## [EXERCISE DESCRIPTION]
From the first line to the last, restate every record word for word, leaving out the pictures.

Component data from apps and pages
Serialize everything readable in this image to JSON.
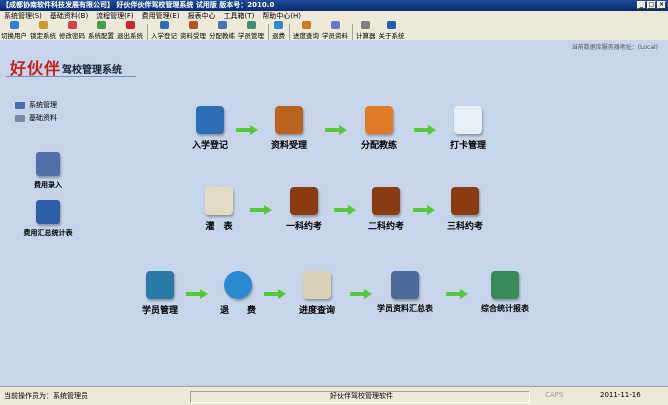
{
  "window": {
    "title": "【成都协南软件科技发展有限公司】  好伙伴伙伴驾校管理系统  试用版     版本号：2010.0",
    "buttons": [
      "_",
      "□",
      "×"
    ]
  },
  "menu": [
    "系统管理(S)",
    "基础资料(B)",
    "流程管理(F)",
    "费用管理(E)",
    "报表中心",
    "工具箱(T)",
    "帮助中心(H)"
  ],
  "toolbar": {
    "items": [
      "切换用户",
      "锁定系统",
      "修改密码",
      "系统配置",
      "退出系统",
      "入学登记",
      "资料受理",
      "分配教练",
      "学员管理",
      "退费",
      "进度查询",
      "学员资料",
      "计算器",
      "关于系统"
    ],
    "colors": [
      "#3a7bd5",
      "#c89b2a",
      "#d04545",
      "#4a9a4a",
      "#c82828",
      "#2d6fb5",
      "#b05a20",
      "#4a70b0",
      "#3c8f70",
      "#2a8ad0",
      "#d07a20",
      "#6a7abf",
      "#808080",
      "#2a5aa8"
    ]
  },
  "server_note": "当前数据库服务器地址：(Local)",
  "brand": {
    "name": "好伙伴",
    "subtitle": "驾校管理系统"
  },
  "sidebar": {
    "items": [
      {
        "label": "系统管理",
        "color": "#4a70b0"
      },
      {
        "label": "基础资料",
        "color": "#7a8aa0"
      }
    ],
    "shortcuts": [
      {
        "label": "费用录入",
        "color": "#4f6fa8"
      },
      {
        "label": "费用汇总统计表",
        "color": "#2e5ea8"
      }
    ]
  },
  "flow": {
    "row1": [
      {
        "label": "入学登记",
        "color": "#2d6fb5"
      },
      {
        "label": "资料受理",
        "color": "#b8631f"
      },
      {
        "label": "分配教练",
        "color": "#e07b2a"
      },
      {
        "label": "打卡管理",
        "color": "#e8eef5"
      }
    ],
    "row2": [
      {
        "label": "灌　表",
        "color": "#e2dcc4"
      },
      {
        "label": "一科约考",
        "color": "#8a3b12"
      },
      {
        "label": "二科约考",
        "color": "#8a3b12"
      },
      {
        "label": "三科约考",
        "color": "#8a3b12"
      }
    ],
    "row3": [
      {
        "label": "学员管理",
        "color": "#2a7aa8"
      },
      {
        "label": "退　　费",
        "color": "#2a8ad0"
      },
      {
        "label": "进度查询",
        "color": "#d9d2b8"
      },
      {
        "label": "学员资料汇总表",
        "color": "#4c6a9a"
      },
      {
        "label": "综合统计报表",
        "color": "#3a8a5a"
      }
    ],
    "arrow_color": "#55c837"
  },
  "status": {
    "operator": "当前操作员为：系统管理员",
    "app_name": "好伙伴驾校管理软件",
    "caps": "CAPS",
    "date": "2011-11-16"
  }
}
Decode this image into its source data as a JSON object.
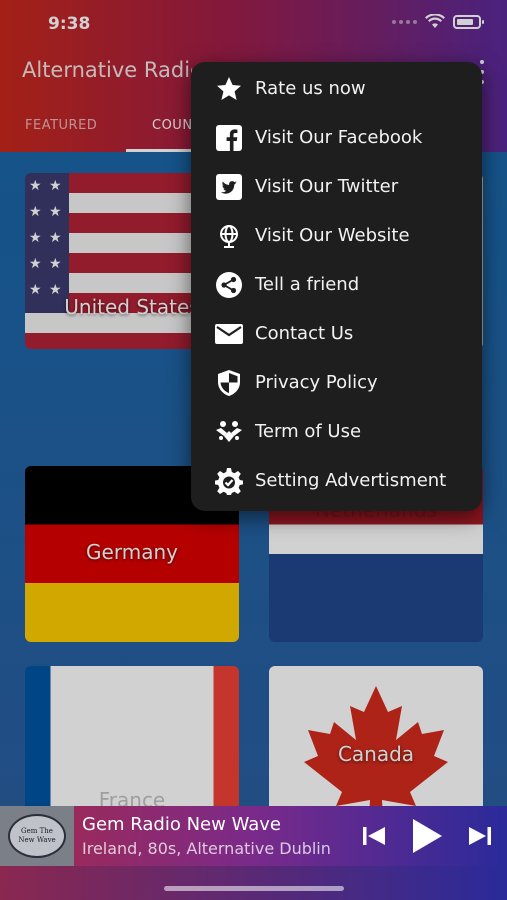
{
  "status": {
    "time": "9:38"
  },
  "app_bar": {
    "title": "Alternative Radio"
  },
  "tabs": [
    {
      "label": "FEATURED"
    },
    {
      "label": "COUNTRIES"
    }
  ],
  "countries": [
    {
      "name": "United States"
    },
    {
      "name": "Germany"
    },
    {
      "name": "Netherlands"
    },
    {
      "name": "France"
    },
    {
      "name": "Canada"
    }
  ],
  "menu": {
    "items": [
      {
        "label": "Rate us now",
        "icon": "star-icon"
      },
      {
        "label": "Visit Our Facebook",
        "icon": "facebook-icon"
      },
      {
        "label": "Visit Our Twitter",
        "icon": "twitter-icon"
      },
      {
        "label": "Visit Our Website",
        "icon": "globe-icon"
      },
      {
        "label": "Tell a friend",
        "icon": "share-icon"
      },
      {
        "label": "Contact Us",
        "icon": "mail-icon"
      },
      {
        "label": "Privacy Policy",
        "icon": "shield-icon"
      },
      {
        "label": "Term of Use",
        "icon": "handshake-icon"
      },
      {
        "label": "Setting Advertisment",
        "icon": "gear-icon"
      }
    ]
  },
  "player": {
    "station": "Gem Radio New Wave",
    "details": "Ireland, 80s, Alternative   Dublin",
    "logo_text": [
      "Gem The",
      "New Wave"
    ]
  }
}
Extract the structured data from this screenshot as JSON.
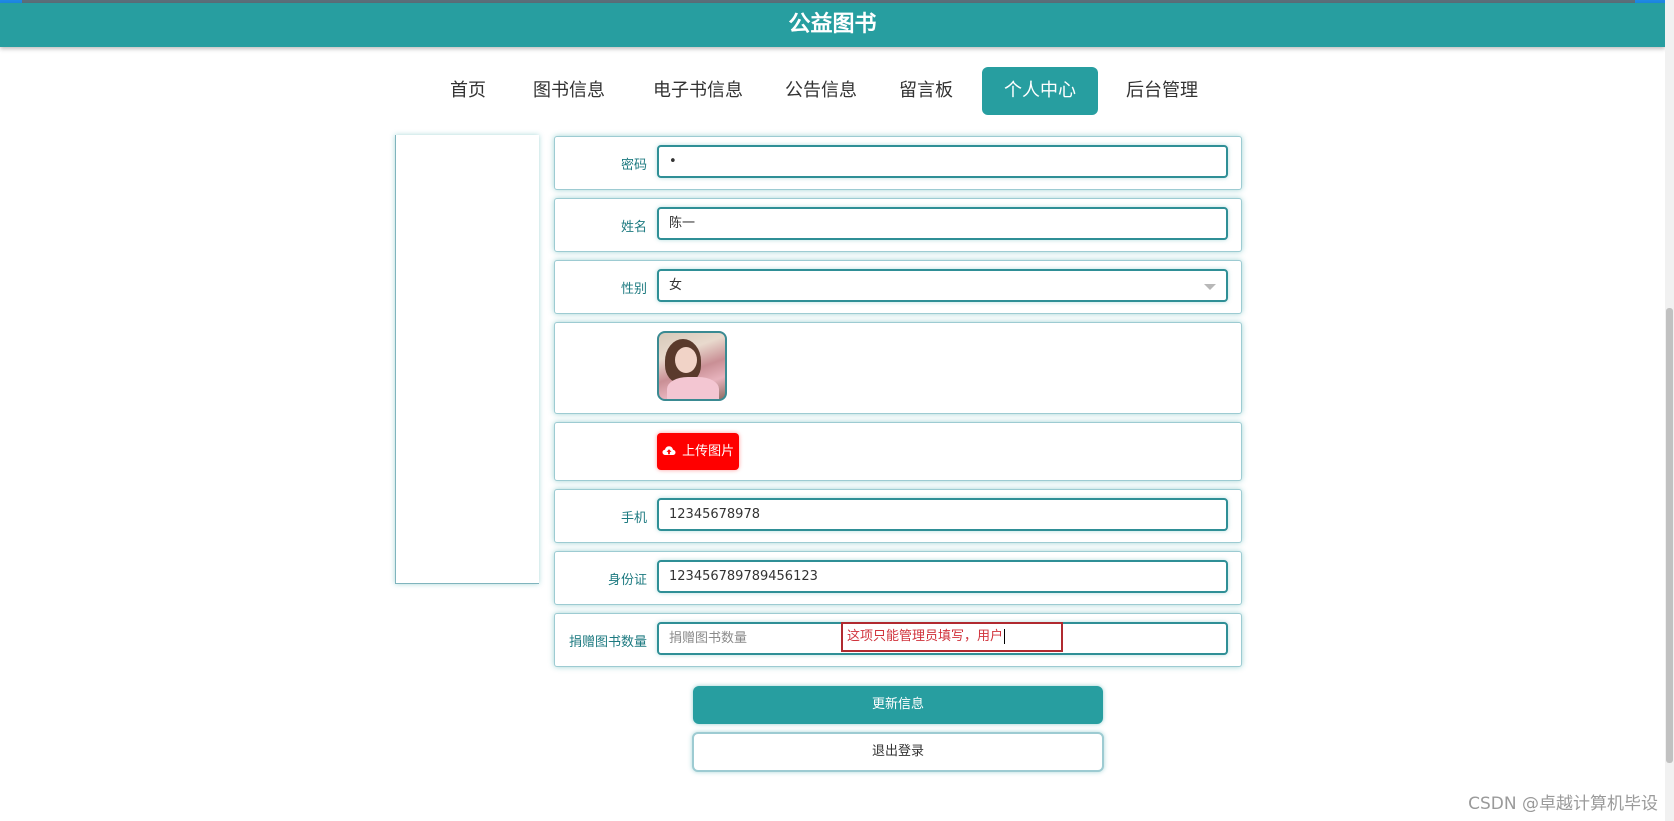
{
  "app": {
    "title": "公益图书"
  },
  "nav": {
    "items": [
      {
        "label": "首页"
      },
      {
        "label": "图书信息"
      },
      {
        "label": "电子书信息"
      },
      {
        "label": "公告信息"
      },
      {
        "label": "留言板"
      },
      {
        "label": "个人中心"
      },
      {
        "label": "后台管理"
      }
    ],
    "active_index": 5
  },
  "form": {
    "password": {
      "label": "密码",
      "value": "•"
    },
    "name": {
      "label": "姓名",
      "value": "陈一"
    },
    "gender": {
      "label": "性别",
      "value": "女"
    },
    "avatar": {
      "icon": "user-photo"
    },
    "upload": {
      "label": "上传图片",
      "icon": "cloud-upload-icon"
    },
    "phone": {
      "label": "手机",
      "value": "12345678978"
    },
    "id_card": {
      "label": "身份证",
      "value": "123456789789456123"
    },
    "donation_count": {
      "label": "捐赠图书数量",
      "placeholder": "捐赠图书数量"
    },
    "tooltip": "这项只能管理员填写，用户"
  },
  "actions": {
    "update": "更新信息",
    "logout": "退出登录"
  },
  "watermark": "CSDN @卓越计算机毕设",
  "colors": {
    "primary": "#279ea0",
    "upload": "#ff0000",
    "tooltip_border": "#b02a30"
  }
}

## [REPLY TO THE TASK]
Serialize everything readable in this image to JSON.
{
  "window": {
    "title": "【成都协南软件科技发展有限公司】  好伙伴伙伴驾校管理系统  试用版     版本号：2010.0",
    "buttons": [
      "_",
      "□",
      "×"
    ]
  },
  "menu": [
    "系统管理(S)",
    "基础资料(B)",
    "流程管理(F)",
    "费用管理(E)",
    "报表中心",
    "工具箱(T)",
    "帮助中心(H)"
  ],
  "toolbar": {
    "items": [
      "切换用户",
      "锁定系统",
      "修改密码",
      "系统配置",
      "退出系统",
      "入学登记",
      "资料受理",
      "分配教练",
      "学员管理",
      "退费",
      "进度查询",
      "学员资料",
      "计算器",
      "关于系统"
    ],
    "colors": [
      "#3a7bd5",
      "#c89b2a",
      "#d04545",
      "#4a9a4a",
      "#c82828",
      "#2d6fb5",
      "#b05a20",
      "#4a70b0",
      "#3c8f70",
      "#2a8ad0",
      "#d07a20",
      "#6a7abf",
      "#808080",
      "#2a5aa8"
    ]
  },
  "server_note": "当前数据库服务器地址：(Local)",
  "brand": {
    "name": "好伙伴",
    "subtitle": "驾校管理系统"
  },
  "sidebar": {
    "items": [
      {
        "label": "系统管理",
        "color": "#4a70b0"
      },
      {
        "label": "基础资料",
        "color": "#7a8aa0"
      }
    ],
    "shortcuts": [
      {
        "label": "费用录入",
        "color": "#4f6fa8"
      },
      {
        "label": "费用汇总统计表",
        "color": "#2e5ea8"
      }
    ]
  },
  "flow": {
    "row1": [
      {
        "label": "入学登记",
        "color": "#2d6fb5"
      },
      {
        "label": "资料受理",
        "color": "#b8631f"
      },
      {
        "label": "分配教练",
        "color": "#e07b2a"
      },
      {
        "label": "打卡管理",
        "color": "#e8eef5"
      }
    ],
    "row2": [
      {
        "label": "灌　表",
        "color": "#e2dcc4"
      },
      {
        "label": "一科约考",
        "color": "#8a3b12"
      },
      {
        "label": "二科约考",
        "color": "#8a3b12"
      },
      {
        "label": "三科约考",
        "color": "#8a3b12"
      }
    ],
    "row3": [
      {
        "label": "学员管理",
        "color": "#2a7aa8"
      },
      {
        "label": "退　　费",
        "color": "#2a8ad0"
      },
      {
        "label": "进度查询",
        "color": "#d9d2b8"
      },
      {
        "label": "学员资料汇总表",
        "color": "#4c6a9a"
      },
      {
        "label": "综合统计报表",
        "color": "#3a8a5a"
      }
    ],
    "arrow_color": "#55c837"
  },
  "status": {
    "operator": "当前操作员为：系统管理员",
    "app_name": "好伙伴驾校管理软件",
    "caps": "CAPS",
    "date": "2011-11-16"
  }
}
Decode this image into its source data as a JSON object.
{
  "status": {
    "time": "9:38"
  },
  "app_bar": {
    "title": "Alternative Radio"
  },
  "tabs": [
    {
      "label": "FEATURED"
    },
    {
      "label": "COUNTRIES"
    }
  ],
  "countries": [
    {
      "name": "United States"
    },
    {
      "name": "Germany"
    },
    {
      "name": "Netherlands"
    },
    {
      "name": "France"
    },
    {
      "name": "Canada"
    }
  ],
  "menu": {
    "items": [
      {
        "label": "Rate us now",
        "icon": "star-icon"
      },
      {
        "label": "Visit Our Facebook",
        "icon": "facebook-icon"
      },
      {
        "label": "Visit Our Twitter",
        "icon": "twitter-icon"
      },
      {
        "label": "Visit Our Website",
        "icon": "globe-icon"
      },
      {
        "label": "Tell a friend",
        "icon": "share-icon"
      },
      {
        "label": "Contact Us",
        "icon": "mail-icon"
      },
      {
        "label": "Privacy Policy",
        "icon": "shield-icon"
      },
      {
        "label": "Term of Use",
        "icon": "handshake-icon"
      },
      {
        "label": "Setting Advertisment",
        "icon": "gear-icon"
      }
    ]
  },
  "player": {
    "station": "Gem Radio New Wave",
    "details": "Ireland, 80s, Alternative   Dublin",
    "logo_text": [
      "Gem The",
      "New Wave"
    ]
  }
}
Extract the structured data from this screenshot as JSON.
{
  "app": {
    "title": "公益图书"
  },
  "nav": {
    "items": [
      {
        "label": "首页"
      },
      {
        "label": "图书信息"
      },
      {
        "label": "电子书信息"
      },
      {
        "label": "公告信息"
      },
      {
        "label": "留言板"
      },
      {
        "label": "个人中心"
      },
      {
        "label": "后台管理"
      }
    ],
    "active_index": 5
  },
  "form": {
    "password": {
      "label": "密码",
      "value": "•"
    },
    "name": {
      "label": "姓名",
      "value": "陈一"
    },
    "gender": {
      "label": "性别",
      "value": "女"
    },
    "avatar": {
      "icon": "user-photo"
    },
    "upload": {
      "label": "上传图片",
      "icon": "cloud-upload-icon"
    },
    "phone": {
      "label": "手机",
      "value": "12345678978"
    },
    "id_card": {
      "label": "身份证",
      "value": "123456789789456123"
    },
    "donation_count": {
      "label": "捐赠图书数量",
      "placeholder": "捐赠图书数量"
    },
    "tooltip": "这项只能管理员填写，用户"
  },
  "actions": {
    "update": "更新信息",
    "logout": "退出登录"
  },
  "watermark": "CSDN @卓越计算机毕设",
  "colors": {
    "primary": "#279ea0",
    "upload": "#ff0000",
    "tooltip_border": "#b02a30"
  }
}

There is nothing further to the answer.